ACTION ITEM: Which lines of the data below hold "kind"? Copy each of them.

+++ RECORDS FOR PROCESSING

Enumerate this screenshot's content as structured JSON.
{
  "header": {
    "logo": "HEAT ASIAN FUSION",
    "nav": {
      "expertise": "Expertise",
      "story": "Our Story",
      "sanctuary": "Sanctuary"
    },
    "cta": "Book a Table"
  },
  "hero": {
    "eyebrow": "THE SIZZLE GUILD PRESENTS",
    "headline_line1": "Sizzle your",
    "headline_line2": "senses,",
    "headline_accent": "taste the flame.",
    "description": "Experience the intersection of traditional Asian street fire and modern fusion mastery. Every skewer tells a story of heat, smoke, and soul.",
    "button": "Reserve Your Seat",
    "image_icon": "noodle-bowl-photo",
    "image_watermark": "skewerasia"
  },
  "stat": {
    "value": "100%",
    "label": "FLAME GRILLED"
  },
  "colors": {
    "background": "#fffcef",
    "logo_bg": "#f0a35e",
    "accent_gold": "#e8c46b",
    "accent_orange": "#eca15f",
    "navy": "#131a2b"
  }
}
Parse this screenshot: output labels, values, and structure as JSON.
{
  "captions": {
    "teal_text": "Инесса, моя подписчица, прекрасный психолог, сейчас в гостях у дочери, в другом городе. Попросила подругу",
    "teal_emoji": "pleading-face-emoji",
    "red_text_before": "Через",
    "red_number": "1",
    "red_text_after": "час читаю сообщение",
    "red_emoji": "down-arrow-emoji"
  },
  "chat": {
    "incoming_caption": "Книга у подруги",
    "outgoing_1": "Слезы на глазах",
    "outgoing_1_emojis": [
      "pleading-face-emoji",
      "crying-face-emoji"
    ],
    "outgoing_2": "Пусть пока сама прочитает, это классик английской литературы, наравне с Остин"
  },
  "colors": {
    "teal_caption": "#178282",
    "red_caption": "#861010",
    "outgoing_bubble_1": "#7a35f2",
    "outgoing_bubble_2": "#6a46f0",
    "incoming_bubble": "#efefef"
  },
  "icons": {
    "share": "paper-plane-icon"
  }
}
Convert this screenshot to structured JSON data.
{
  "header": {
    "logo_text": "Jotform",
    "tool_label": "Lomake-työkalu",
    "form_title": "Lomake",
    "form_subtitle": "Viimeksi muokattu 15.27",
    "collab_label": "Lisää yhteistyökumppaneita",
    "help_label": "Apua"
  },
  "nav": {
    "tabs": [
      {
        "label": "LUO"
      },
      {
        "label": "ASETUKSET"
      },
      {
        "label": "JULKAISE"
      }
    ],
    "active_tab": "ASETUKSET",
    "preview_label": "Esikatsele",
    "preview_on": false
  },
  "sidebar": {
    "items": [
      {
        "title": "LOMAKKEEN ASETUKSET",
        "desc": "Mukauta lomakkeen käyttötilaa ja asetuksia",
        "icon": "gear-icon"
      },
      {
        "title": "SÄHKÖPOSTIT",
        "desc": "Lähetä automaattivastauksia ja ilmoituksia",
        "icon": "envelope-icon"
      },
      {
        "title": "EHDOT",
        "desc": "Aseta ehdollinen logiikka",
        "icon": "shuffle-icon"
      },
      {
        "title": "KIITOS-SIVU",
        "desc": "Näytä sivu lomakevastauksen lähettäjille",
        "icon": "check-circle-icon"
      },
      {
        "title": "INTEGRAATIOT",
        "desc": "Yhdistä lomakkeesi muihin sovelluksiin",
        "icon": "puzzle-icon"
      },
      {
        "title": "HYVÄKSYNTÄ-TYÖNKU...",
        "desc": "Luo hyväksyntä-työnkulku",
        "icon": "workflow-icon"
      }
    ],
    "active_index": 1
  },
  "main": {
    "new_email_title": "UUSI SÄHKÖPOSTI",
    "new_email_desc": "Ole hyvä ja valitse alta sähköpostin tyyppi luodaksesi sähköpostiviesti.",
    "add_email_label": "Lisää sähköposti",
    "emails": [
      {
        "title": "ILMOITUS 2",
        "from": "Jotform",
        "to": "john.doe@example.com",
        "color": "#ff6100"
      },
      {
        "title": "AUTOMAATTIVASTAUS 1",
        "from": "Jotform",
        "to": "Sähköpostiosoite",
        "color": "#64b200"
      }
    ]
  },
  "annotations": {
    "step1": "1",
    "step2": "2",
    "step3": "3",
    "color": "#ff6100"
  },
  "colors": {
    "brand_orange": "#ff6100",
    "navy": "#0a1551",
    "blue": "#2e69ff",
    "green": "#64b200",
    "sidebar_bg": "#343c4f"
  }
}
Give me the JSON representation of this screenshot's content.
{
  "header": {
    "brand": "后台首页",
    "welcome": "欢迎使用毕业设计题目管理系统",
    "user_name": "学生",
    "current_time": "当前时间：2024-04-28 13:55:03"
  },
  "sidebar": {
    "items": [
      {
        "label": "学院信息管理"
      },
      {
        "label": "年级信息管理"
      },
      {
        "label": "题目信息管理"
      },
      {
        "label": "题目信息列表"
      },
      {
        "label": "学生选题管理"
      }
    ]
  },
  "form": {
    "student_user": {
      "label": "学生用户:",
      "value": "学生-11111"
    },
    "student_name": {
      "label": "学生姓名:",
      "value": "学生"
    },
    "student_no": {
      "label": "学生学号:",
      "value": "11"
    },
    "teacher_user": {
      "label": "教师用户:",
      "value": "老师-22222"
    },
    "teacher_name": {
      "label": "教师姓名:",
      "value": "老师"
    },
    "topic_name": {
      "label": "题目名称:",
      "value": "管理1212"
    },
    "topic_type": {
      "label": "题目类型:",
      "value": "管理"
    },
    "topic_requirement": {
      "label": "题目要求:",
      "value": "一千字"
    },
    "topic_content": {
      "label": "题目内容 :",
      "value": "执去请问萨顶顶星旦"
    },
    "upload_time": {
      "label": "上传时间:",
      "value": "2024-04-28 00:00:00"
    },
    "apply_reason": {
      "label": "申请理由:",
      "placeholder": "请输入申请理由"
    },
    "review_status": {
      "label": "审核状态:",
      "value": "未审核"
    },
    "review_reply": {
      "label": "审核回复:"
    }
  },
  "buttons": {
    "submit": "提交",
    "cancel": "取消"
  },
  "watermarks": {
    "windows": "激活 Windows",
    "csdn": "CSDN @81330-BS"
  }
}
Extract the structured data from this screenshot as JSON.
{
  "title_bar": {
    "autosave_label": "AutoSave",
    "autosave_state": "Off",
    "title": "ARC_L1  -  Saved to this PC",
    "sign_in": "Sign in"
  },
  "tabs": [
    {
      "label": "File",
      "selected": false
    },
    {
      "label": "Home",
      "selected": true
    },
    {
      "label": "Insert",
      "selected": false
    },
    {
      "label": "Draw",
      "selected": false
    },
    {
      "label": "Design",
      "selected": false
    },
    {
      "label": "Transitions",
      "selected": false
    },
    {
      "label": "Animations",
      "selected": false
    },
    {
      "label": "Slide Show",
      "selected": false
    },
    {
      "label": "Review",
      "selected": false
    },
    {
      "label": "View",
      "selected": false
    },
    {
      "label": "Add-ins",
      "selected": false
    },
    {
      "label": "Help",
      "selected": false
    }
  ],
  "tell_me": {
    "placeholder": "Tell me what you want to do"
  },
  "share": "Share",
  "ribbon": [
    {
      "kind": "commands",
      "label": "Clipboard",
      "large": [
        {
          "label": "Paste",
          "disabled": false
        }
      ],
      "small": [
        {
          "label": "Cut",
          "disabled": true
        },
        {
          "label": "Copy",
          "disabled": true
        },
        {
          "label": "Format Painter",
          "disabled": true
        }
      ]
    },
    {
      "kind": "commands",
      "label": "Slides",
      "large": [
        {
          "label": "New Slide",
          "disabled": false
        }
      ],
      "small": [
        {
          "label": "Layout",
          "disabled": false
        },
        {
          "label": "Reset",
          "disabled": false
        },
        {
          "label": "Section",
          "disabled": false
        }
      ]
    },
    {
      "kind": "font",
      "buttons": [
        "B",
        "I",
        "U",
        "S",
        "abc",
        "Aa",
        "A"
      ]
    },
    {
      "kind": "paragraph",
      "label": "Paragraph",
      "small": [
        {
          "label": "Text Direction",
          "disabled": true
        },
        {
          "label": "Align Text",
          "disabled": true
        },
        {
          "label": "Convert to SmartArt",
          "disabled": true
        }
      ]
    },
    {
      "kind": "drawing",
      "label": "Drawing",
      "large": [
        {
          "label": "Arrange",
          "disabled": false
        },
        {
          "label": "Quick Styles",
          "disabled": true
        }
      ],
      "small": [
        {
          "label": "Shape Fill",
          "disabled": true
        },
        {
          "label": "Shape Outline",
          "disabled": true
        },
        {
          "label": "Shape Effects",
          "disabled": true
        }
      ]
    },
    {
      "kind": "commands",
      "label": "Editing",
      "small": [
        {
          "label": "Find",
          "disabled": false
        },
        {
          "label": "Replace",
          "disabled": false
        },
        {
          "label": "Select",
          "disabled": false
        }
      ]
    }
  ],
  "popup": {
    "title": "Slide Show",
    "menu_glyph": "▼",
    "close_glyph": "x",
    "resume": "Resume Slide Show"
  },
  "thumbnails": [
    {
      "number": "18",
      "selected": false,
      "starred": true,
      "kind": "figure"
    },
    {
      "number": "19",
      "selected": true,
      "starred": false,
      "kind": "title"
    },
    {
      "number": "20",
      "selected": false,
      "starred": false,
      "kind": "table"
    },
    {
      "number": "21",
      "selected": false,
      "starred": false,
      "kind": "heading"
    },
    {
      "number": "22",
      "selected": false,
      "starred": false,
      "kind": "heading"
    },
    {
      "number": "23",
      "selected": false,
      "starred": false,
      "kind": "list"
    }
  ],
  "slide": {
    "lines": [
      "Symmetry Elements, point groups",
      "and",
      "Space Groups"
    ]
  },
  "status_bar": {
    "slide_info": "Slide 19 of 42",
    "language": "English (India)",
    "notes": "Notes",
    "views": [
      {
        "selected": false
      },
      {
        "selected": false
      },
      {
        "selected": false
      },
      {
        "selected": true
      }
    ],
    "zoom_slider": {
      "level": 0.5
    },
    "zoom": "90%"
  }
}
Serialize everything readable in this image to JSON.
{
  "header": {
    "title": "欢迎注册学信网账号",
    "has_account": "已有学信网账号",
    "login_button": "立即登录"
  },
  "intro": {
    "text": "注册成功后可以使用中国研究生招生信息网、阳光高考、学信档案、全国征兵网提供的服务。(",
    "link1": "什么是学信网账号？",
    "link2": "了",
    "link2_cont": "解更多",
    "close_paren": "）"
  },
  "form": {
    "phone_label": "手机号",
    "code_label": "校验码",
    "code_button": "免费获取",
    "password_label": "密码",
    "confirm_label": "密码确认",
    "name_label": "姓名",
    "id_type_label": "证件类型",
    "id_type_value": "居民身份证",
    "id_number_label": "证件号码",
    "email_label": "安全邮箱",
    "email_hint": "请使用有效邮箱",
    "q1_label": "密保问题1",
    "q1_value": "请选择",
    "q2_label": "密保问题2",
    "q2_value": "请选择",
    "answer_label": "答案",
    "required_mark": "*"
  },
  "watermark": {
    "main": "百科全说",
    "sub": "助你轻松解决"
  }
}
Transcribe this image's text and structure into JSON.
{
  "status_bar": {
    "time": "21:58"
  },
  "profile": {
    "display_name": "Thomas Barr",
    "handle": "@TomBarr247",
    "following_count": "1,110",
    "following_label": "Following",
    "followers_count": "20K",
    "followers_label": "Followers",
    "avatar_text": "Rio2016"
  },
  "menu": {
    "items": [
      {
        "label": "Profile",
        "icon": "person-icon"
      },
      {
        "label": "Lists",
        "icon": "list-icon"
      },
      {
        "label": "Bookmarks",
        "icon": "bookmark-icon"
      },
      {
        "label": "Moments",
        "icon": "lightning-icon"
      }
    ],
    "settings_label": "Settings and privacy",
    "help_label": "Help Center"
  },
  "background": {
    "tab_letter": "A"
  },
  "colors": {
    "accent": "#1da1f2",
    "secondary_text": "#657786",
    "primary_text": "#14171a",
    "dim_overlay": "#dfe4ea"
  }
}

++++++

PROBLEM SOLUTION:
      "kind": "commands",
      "kind": "commands",
      "kind": "font",
      "kind": "paragraph",
      "kind": "drawing",
      "kind": "commands",
      "kind": "figure"
      "kind": "title"
      "kind": "table"
      "kind": "heading"
      "kind": "heading"
      "kind": "list"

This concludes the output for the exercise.